# REQUIRED ACTION:
From the records, pick out and copy each line containing "captions".

# EXTRACTED INFORMATION:
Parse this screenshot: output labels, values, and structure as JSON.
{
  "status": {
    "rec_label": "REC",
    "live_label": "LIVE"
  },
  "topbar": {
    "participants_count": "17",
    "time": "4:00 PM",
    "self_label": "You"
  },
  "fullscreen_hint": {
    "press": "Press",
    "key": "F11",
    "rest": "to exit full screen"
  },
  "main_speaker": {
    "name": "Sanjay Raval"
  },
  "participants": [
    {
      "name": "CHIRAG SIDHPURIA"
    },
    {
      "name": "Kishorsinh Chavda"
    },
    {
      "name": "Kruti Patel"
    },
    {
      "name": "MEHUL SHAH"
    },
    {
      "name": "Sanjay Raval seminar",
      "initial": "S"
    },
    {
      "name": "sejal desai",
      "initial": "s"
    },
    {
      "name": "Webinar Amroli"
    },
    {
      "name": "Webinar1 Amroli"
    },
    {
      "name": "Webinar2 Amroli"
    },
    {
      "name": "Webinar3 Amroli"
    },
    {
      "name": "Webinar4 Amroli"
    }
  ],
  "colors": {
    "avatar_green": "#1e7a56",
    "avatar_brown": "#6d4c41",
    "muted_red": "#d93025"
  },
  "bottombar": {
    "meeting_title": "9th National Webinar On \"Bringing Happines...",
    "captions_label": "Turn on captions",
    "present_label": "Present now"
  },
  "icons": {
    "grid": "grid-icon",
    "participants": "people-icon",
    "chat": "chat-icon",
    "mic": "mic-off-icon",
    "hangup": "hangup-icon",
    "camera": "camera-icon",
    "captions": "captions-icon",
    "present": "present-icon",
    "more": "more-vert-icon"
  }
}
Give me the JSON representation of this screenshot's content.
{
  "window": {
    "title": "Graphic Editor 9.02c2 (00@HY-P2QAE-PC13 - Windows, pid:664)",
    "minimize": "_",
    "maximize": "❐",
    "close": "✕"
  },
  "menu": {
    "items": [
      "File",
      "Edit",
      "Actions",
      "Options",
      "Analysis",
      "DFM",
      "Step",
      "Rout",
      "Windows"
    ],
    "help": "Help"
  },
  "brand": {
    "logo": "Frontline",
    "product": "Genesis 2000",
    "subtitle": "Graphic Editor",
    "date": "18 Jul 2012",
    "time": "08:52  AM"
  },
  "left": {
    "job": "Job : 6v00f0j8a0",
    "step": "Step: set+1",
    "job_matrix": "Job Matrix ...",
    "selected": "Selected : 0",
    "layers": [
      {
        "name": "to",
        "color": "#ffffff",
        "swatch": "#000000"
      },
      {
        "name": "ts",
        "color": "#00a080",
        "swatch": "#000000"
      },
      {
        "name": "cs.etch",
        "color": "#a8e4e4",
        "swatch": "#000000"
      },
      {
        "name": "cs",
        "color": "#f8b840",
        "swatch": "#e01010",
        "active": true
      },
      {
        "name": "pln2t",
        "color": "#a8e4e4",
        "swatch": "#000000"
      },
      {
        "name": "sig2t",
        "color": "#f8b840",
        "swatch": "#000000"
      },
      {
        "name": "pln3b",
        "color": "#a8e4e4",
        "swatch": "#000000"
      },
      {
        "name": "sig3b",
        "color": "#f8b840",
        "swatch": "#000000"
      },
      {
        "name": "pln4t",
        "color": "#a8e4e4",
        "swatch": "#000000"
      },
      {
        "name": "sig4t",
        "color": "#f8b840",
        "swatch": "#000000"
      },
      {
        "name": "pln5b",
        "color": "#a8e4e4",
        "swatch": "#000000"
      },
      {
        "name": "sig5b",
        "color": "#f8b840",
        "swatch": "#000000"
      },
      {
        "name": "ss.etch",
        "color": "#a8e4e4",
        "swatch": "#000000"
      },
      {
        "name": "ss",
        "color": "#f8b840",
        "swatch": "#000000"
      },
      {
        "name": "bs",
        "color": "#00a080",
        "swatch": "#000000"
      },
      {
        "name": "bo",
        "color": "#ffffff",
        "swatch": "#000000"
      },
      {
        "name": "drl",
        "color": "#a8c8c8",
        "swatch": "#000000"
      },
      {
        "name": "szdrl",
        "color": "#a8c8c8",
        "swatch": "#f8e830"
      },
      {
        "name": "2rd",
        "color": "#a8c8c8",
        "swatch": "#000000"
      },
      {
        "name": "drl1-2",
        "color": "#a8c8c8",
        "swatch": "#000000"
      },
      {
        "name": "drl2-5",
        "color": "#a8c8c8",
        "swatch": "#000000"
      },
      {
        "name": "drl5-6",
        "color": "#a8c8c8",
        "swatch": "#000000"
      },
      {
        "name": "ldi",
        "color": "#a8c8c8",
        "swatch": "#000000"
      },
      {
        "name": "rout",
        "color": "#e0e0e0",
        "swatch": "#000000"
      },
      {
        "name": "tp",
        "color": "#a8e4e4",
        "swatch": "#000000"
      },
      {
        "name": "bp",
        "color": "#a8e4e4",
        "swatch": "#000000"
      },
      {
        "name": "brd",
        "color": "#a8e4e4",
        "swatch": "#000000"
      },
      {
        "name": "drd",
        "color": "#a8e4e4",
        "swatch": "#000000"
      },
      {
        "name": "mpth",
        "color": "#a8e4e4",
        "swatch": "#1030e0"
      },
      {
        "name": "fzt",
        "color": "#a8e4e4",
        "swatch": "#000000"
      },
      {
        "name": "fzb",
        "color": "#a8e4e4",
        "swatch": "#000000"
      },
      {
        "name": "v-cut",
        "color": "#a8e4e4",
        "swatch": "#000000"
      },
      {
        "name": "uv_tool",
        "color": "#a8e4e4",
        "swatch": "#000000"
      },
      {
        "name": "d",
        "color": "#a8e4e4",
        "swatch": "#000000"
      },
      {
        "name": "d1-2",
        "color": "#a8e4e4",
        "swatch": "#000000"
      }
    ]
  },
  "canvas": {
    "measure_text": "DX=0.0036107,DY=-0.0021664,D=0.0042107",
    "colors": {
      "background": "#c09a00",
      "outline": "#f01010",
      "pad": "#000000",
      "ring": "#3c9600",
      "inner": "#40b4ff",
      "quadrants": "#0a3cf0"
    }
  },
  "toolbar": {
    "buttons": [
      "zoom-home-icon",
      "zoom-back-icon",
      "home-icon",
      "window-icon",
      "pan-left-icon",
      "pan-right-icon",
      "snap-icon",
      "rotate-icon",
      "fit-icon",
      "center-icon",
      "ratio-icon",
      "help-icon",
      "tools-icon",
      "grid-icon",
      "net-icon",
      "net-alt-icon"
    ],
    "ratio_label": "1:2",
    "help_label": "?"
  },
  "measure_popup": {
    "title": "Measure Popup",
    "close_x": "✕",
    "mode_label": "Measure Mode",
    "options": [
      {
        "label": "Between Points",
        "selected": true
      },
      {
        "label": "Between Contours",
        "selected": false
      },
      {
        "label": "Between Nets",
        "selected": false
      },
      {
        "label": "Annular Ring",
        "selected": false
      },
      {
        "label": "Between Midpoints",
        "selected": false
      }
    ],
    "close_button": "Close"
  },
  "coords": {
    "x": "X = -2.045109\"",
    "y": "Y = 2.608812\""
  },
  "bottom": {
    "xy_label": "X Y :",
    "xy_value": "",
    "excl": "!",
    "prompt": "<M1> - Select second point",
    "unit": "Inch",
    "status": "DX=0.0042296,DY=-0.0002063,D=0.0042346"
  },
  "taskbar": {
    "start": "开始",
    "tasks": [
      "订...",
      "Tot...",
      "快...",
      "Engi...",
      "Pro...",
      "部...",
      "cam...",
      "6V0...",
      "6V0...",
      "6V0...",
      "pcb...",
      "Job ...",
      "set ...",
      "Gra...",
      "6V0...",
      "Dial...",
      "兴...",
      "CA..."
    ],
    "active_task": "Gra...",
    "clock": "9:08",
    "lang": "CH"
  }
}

# RESPONSE:
    "captions_label": "Turn on captions",
    "captions": "captions-icon",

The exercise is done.